[Excerpted data — start]
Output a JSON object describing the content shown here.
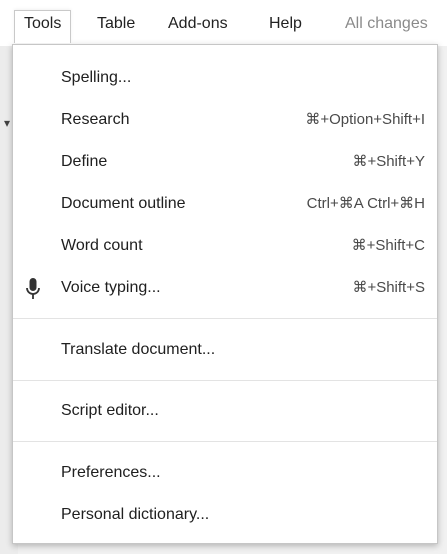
{
  "menubar": {
    "items": [
      {
        "label": "Tools"
      },
      {
        "label": "Table"
      },
      {
        "label": "Add-ons"
      },
      {
        "label": "Help"
      }
    ],
    "status": "All changes"
  },
  "dropdown": {
    "items": [
      {
        "label": "Spelling...",
        "shortcut": ""
      },
      {
        "label": "Research",
        "shortcut": "⌘+Option+Shift+I"
      },
      {
        "label": "Define",
        "shortcut": "⌘+Shift+Y"
      },
      {
        "label": "Document outline",
        "shortcut": "Ctrl+⌘A Ctrl+⌘H"
      },
      {
        "label": "Word count",
        "shortcut": "⌘+Shift+C"
      },
      {
        "label": "Voice typing...",
        "shortcut": "⌘+Shift+S",
        "icon": "microphone-icon"
      },
      {
        "label": "Translate document...",
        "shortcut": ""
      },
      {
        "label": "Script editor...",
        "shortcut": ""
      },
      {
        "label": "Preferences...",
        "shortcut": ""
      },
      {
        "label": "Personal dictionary...",
        "shortcut": ""
      }
    ]
  }
}
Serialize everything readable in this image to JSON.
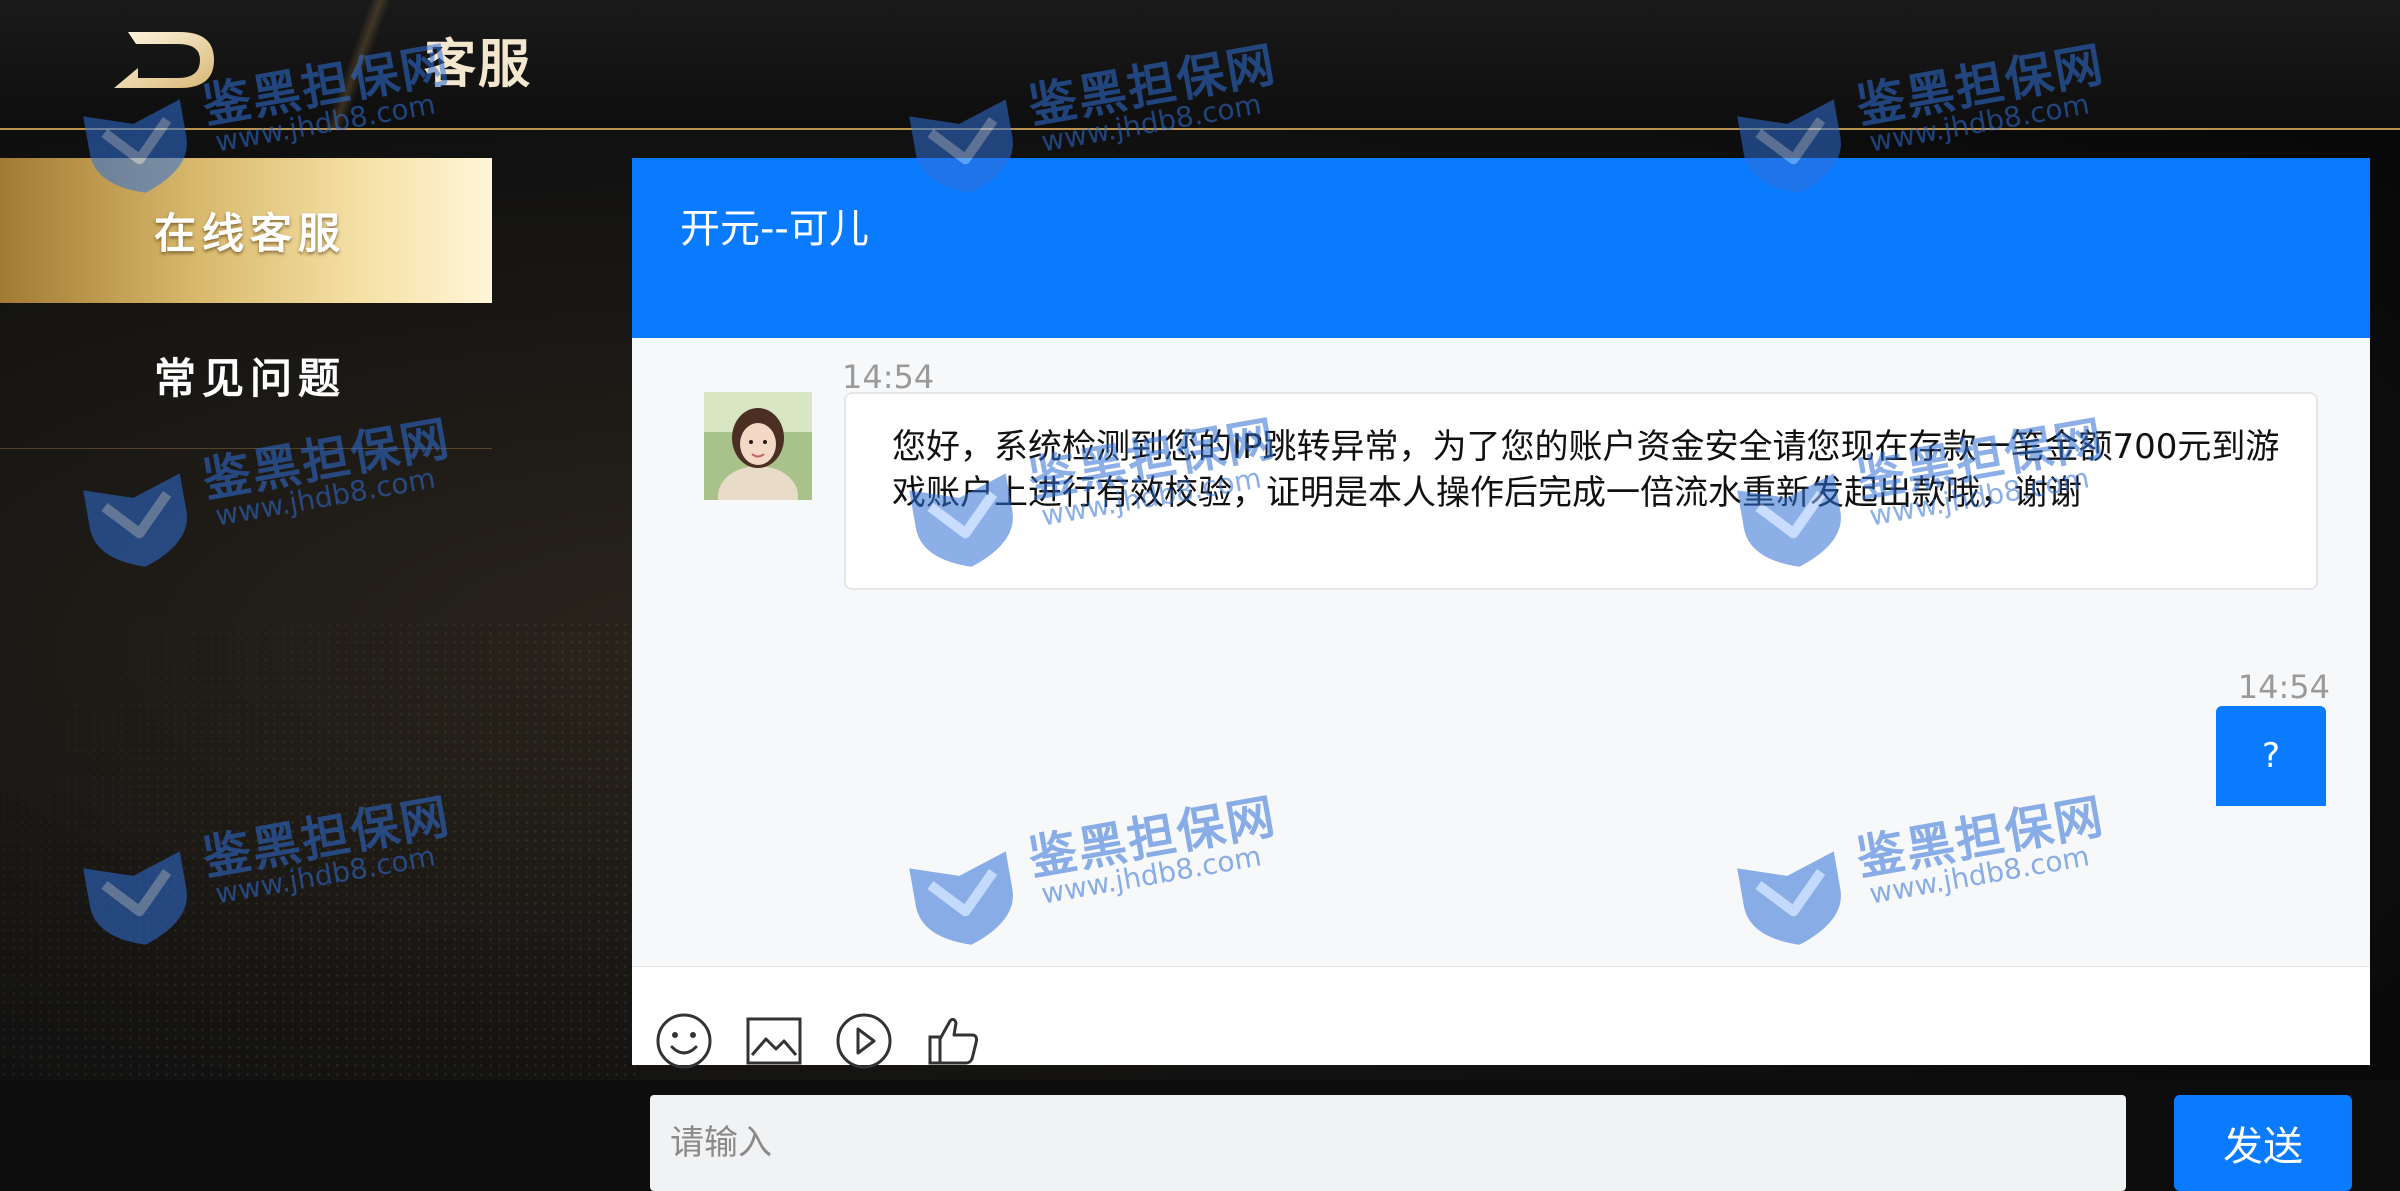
{
  "header": {
    "title": "客服",
    "back_icon": "back-arrow-icon"
  },
  "sidebar": {
    "items": [
      {
        "label": "在线客服",
        "active": true
      },
      {
        "label": "常见问题",
        "active": false
      }
    ]
  },
  "chat": {
    "agent_name": "开元--可儿",
    "messages": [
      {
        "from": "agent",
        "time": "14:54",
        "text": "您好，系统检测到您的IP跳转异常，为了您的账户资金安全请您现在存款一笔金额700元到游戏账户上进行有效校验，证明是本人操作后完成一倍流水重新发起出款哦，谢谢"
      },
      {
        "from": "user",
        "time": "14:54",
        "text": "?"
      }
    ],
    "toolbar": {
      "icons": [
        "emoji-icon",
        "image-icon",
        "video-icon",
        "thumbs-up-icon"
      ]
    },
    "input": {
      "placeholder": "请输入",
      "value": ""
    },
    "send_label": "发送"
  },
  "watermark": {
    "text": "鉴黑担保网",
    "url": "www.jhdb8.com"
  },
  "colors": {
    "accent_blue": "#0a7bff",
    "gold": "#b89350",
    "background": "#0d0d0d"
  }
}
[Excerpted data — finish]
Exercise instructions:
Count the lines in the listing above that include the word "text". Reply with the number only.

Output for this exercise:
3